Shaw has some concerns. He's circulated a paper to voting delegates outlining his experience negotiating the last two governing agreements, making the case that the remit, were it to pass, would make those negotiations - which weren't easy to begin with - even more difficult.
The issue is that the remit might weaken the Greens, right when the next election could leave them at their most powerful. If Labour were forced to negotiate with the Greens, who had a choice to sit on the cross-benches, that would give the Greens an effective veto over legislation. And to avoid this, Labour would likely dish out more portfolios and policy wins to a Green Party willing to go into coalition and be bound by collective responsibility.
The fear is then that those wins would be a boon to National and Act, who would use the 10-day stand-down period to whip the public into a frenzy about a tail-wagging-the-dog Labour-Green Government.
The stakes are high for two reasons: the first, is that after quarter of a century in Parliament, the Greens are closer than ever before to this ideal governing formulation (having been robbed in 2020 by Labour's landslide).
The second risk is that it prejudices talks in ways yet to be understood. The Greens are New Zealand's most successful MMP party when it comes to Parliamentary representation, scoring well in each MMP election (if you count their showing in the Alliance), but they've had bad luck when it comes to being in Government.
Of the nine MMP elections, the Greens have only found themselves in Government twice.
There are just 10 elections between now and 2050, the date that New Zealand must hit net zero emissions, and the Greens will probably only be in a credible governing position in about half of them, meaning each set of negotiations is crucial. The party will want to avoid repeats of 2002 and especially 2005, when they were passed over by Labour for parties to Labour's centre.
The remit will need "consensus" or 75 per cent of delegates to pass. At this stage, it looks likely to pass but with a shorter timeframe of closer to three days.
Win or lose, the party's annual, very democratic method of vetting its leaders is, in many ways, a useful valve for the stress that builds up in Parliament - better in many ways than letting it build up in caucus, as happens in Labour and National.
In other respects, the party is in rude health.
Jack McDonald, the former candidate who disavowed Shaw at the 2019 AGM, is now with Te Pāti Māori (another former Green staffer has joined him). He appears to have found a political home there - and relations between the Greens and Te Pāti Māori are healthy, despite both offering similar philosophies, therefore competing for ideological room.
This year is a local body AGM, and the Greens will use the platform to spruik their local body candidates.

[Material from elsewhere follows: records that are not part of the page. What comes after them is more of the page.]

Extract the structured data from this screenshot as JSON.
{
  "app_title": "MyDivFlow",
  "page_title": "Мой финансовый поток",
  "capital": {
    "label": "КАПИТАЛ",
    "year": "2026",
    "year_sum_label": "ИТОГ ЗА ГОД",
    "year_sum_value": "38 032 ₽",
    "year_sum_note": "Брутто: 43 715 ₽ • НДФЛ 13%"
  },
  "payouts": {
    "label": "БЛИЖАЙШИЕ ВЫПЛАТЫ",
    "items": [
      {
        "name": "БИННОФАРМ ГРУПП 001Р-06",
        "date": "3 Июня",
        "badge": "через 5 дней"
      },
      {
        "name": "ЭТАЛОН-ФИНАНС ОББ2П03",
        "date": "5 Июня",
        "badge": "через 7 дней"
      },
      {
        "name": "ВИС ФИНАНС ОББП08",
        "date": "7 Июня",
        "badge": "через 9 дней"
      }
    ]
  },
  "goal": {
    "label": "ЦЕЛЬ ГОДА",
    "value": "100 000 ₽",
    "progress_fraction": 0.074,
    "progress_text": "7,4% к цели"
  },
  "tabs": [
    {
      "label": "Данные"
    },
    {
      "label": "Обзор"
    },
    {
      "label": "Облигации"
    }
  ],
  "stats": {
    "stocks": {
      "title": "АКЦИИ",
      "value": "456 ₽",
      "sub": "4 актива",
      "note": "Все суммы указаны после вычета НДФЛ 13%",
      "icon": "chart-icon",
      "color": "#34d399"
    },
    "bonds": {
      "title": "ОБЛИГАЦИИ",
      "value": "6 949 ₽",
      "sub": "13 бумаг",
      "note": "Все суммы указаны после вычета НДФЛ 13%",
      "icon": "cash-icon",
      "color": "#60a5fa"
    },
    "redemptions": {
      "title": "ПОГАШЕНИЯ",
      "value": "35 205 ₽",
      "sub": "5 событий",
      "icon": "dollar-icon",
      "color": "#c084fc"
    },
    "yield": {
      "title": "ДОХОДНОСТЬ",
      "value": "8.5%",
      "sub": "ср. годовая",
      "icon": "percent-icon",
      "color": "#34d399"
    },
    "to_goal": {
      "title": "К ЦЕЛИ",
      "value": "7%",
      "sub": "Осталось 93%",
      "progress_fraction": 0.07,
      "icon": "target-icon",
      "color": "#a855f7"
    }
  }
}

The Greens currently hold the Dunedin mayoralty, and former chief of staff Tory Whanau (who will be at the AGM) has turned the race in Wellington from an expected Andy Foster versus Paul Eagle contest into a three-horse race. She's not the favourite to win, but you wouldn't rule her out either - and a strong Green-endorsed placing in the Wellington mayoral contest is a victory of sorts for the party, regardless of whether or not Whanau gets the mayoral chains after November.
Wellington regional councillor Thomas Nash will also attend - the Greens have had a great deal of success this triennium in Wellington. Changes to the Let's Get Wellington Moving transport plan, though not what the Greens wanted, are far greener than the airport-centric plan proposed in 2019.
In Auckland, the party has thrown its endorsement behind the favourite, Efeso Collins, who is not a member of the party.